## YOUR TASK
Pictures aside, the data must be reproduced exactly.

## RECORDS FOR THE TASK

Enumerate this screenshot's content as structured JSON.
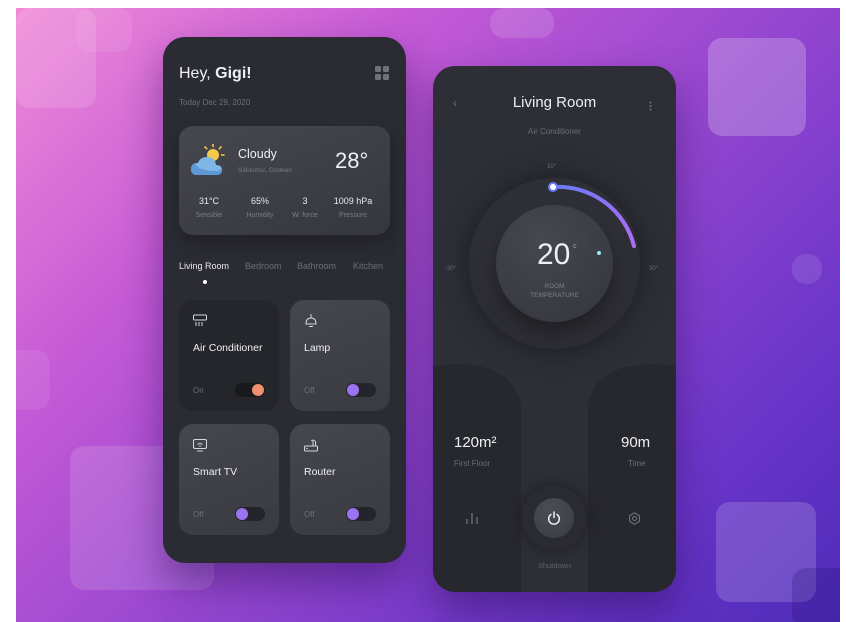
{
  "phone_home": {
    "greeting_prefix": "Hey, ",
    "greeting_name": "Gigi!",
    "date": "Today Dec 29, 2020",
    "weather": {
      "condition": "Cloudy",
      "location": "Sidoluhur, Godean",
      "temperature": "28°",
      "stats": [
        {
          "value": "31°C",
          "label": "Sensible"
        },
        {
          "value": "65%",
          "label": "Humidity"
        },
        {
          "value": "3",
          "label": "W. force"
        },
        {
          "value": "1009 hPa",
          "label": "Pressure"
        }
      ]
    },
    "rooms": [
      "Living Room",
      "Bedroom",
      "Bathroom",
      "Kitchen"
    ],
    "active_room": "Living Room",
    "devices": [
      {
        "name": "Air Conditioner",
        "state": "On",
        "icon": "air-conditioner-icon"
      },
      {
        "name": "Lamp",
        "state": "Off",
        "icon": "lamp-icon"
      },
      {
        "name": "Smart TV",
        "state": "Off",
        "icon": "tv-icon"
      },
      {
        "name": "Router",
        "state": "Off",
        "icon": "router-icon"
      }
    ]
  },
  "phone_room": {
    "title": "Living Room",
    "subtitle": "Air Conditioner",
    "dial": {
      "min_label": "-30°",
      "top_label": "10°",
      "max_label": "30°",
      "value": "20",
      "unit": "c",
      "caption_line1": "ROOM",
      "caption_line2": "TEMPERATURE"
    },
    "area": {
      "value": "120m²",
      "label": "First Floor"
    },
    "time": {
      "value": "90m",
      "label": "Time"
    },
    "power_label": "Shutdown"
  },
  "colors": {
    "panel": "#2b2c33",
    "accent_purple": "#9b72f0",
    "accent_orange": "#f0906e",
    "accent_cyan": "#9be9f0"
  }
}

## REPLY TO THE EXERCISE
Enumerate this screenshot's content as structured JSON.
{
  "phone_home": {
    "greeting_prefix": "Hey, ",
    "greeting_name": "Gigi!",
    "date": "Today Dec 29, 2020",
    "weather": {
      "condition": "Cloudy",
      "location": "Sidoluhur, Godean",
      "temperature": "28°",
      "stats": [
        {
          "value": "31°C",
          "label": "Sensible"
        },
        {
          "value": "65%",
          "label": "Humidity"
        },
        {
          "value": "3",
          "label": "W. force"
        },
        {
          "value": "1009 hPa",
          "label": "Pressure"
        }
      ]
    },
    "rooms": [
      "Living Room",
      "Bedroom",
      "Bathroom",
      "Kitchen"
    ],
    "active_room": "Living Room",
    "devices": [
      {
        "name": "Air Conditioner",
        "state": "On",
        "icon": "air-conditioner-icon"
      },
      {
        "name": "Lamp",
        "state": "Off",
        "icon": "lamp-icon"
      },
      {
        "name": "Smart TV",
        "state": "Off",
        "icon": "tv-icon"
      },
      {
        "name": "Router",
        "state": "Off",
        "icon": "router-icon"
      }
    ]
  },
  "phone_room": {
    "title": "Living Room",
    "subtitle": "Air Conditioner",
    "dial": {
      "min_label": "-30°",
      "top_label": "10°",
      "max_label": "30°",
      "value": "20",
      "unit": "c",
      "caption_line1": "ROOM",
      "caption_line2": "TEMPERATURE"
    },
    "area": {
      "value": "120m²",
      "label": "First Floor"
    },
    "time": {
      "value": "90m",
      "label": "Time"
    },
    "power_label": "Shutdown"
  },
  "colors": {
    "panel": "#2b2c33",
    "accent_purple": "#9b72f0",
    "accent_orange": "#f0906e",
    "accent_cyan": "#9be9f0"
  }
}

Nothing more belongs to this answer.